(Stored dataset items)
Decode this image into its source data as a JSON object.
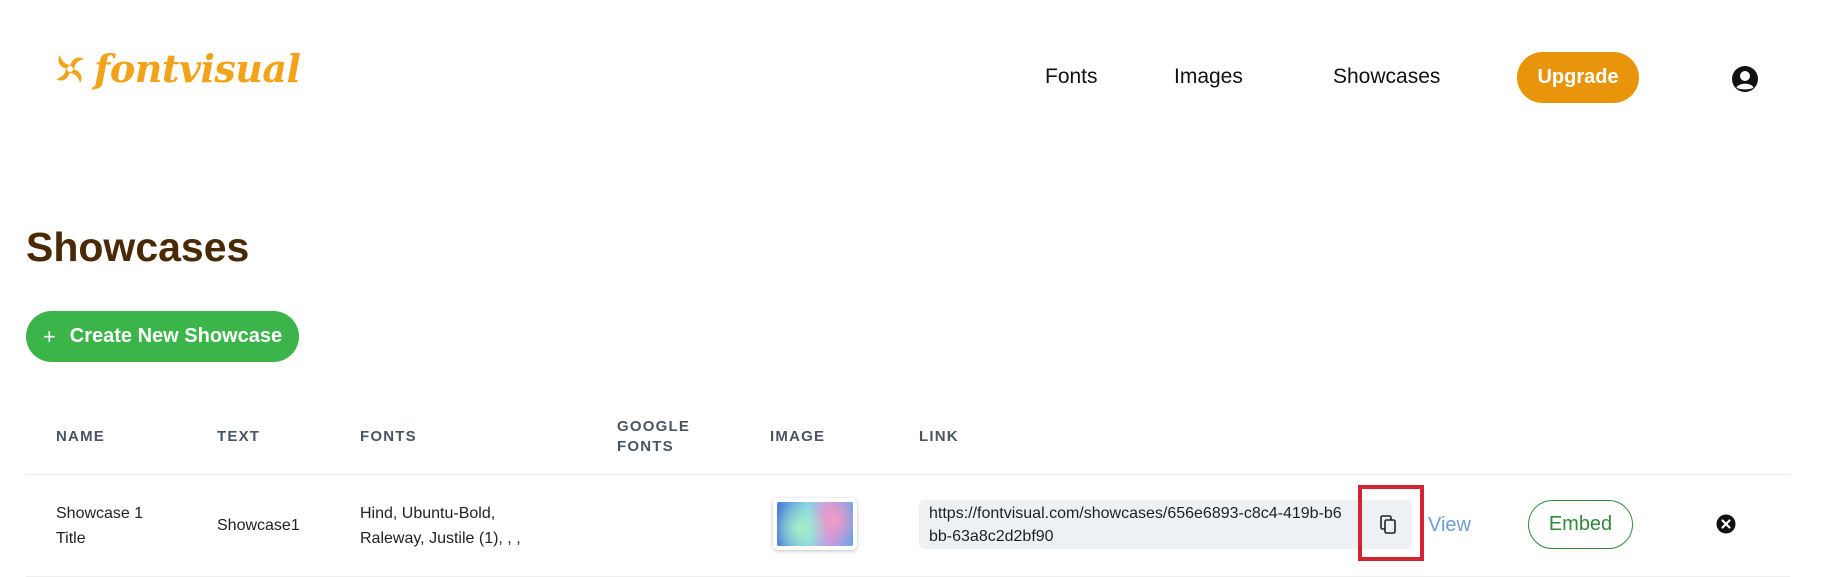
{
  "brand": {
    "name": "fontvisual",
    "color": "#f2a31a"
  },
  "nav": {
    "items": [
      {
        "label": "Fonts"
      },
      {
        "label": "Images"
      },
      {
        "label": "Showcases"
      }
    ],
    "upgrade_label": "Upgrade",
    "user_icon": "user-circle-icon"
  },
  "page": {
    "title": "Showcases",
    "create_label": "Create New Showcase"
  },
  "table": {
    "headers": {
      "name": "NAME",
      "text": "TEXT",
      "fonts": "FONTS",
      "google_fonts_line1": "GOOGLE",
      "google_fonts_line2": "FONTS",
      "image": "IMAGE",
      "link": "LINK"
    },
    "rows": [
      {
        "name_line1": "Showcase 1",
        "name_line2": "Title",
        "text": "Showcase1",
        "fonts_line1": "Hind, Ubuntu-Bold,",
        "fonts_line2": "Raleway, Justile (1), , ,",
        "google_fonts": "",
        "link": "https://fontvisual.com/showcases/656e6893-c8c4-419b-b6bb-63a8c2d2bf90",
        "view_label": "View",
        "embed_label": "Embed"
      }
    ]
  },
  "colors": {
    "upgrade": "#e8950c",
    "create": "#3bb54a",
    "embed": "#2f8b3a",
    "title": "#4a2a06",
    "highlight": "#d42331",
    "view": "#6c9ed3"
  }
}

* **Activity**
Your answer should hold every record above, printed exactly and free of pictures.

* **Solution**
Decode this image into its source data as a JSON object.
{
  "brand": {
    "name": "fontvisual",
    "color": "#f2a31a"
  },
  "nav": {
    "items": [
      {
        "label": "Fonts"
      },
      {
        "label": "Images"
      },
      {
        "label": "Showcases"
      }
    ],
    "upgrade_label": "Upgrade",
    "user_icon": "user-circle-icon"
  },
  "page": {
    "title": "Showcases",
    "create_label": "Create New Showcase"
  },
  "table": {
    "headers": {
      "name": "NAME",
      "text": "TEXT",
      "fonts": "FONTS",
      "google_fonts_line1": "GOOGLE",
      "google_fonts_line2": "FONTS",
      "image": "IMAGE",
      "link": "LINK"
    },
    "rows": [
      {
        "name_line1": "Showcase 1",
        "name_line2": "Title",
        "text": "Showcase1",
        "fonts_line1": "Hind, Ubuntu-Bold,",
        "fonts_line2": "Raleway, Justile (1), , ,",
        "google_fonts": "",
        "link": "https://fontvisual.com/showcases/656e6893-c8c4-419b-b6bb-63a8c2d2bf90",
        "view_label": "View",
        "embed_label": "Embed"
      }
    ]
  },
  "colors": {
    "upgrade": "#e8950c",
    "create": "#3bb54a",
    "embed": "#2f8b3a",
    "title": "#4a2a06",
    "highlight": "#d42331",
    "view": "#6c9ed3"
  }
}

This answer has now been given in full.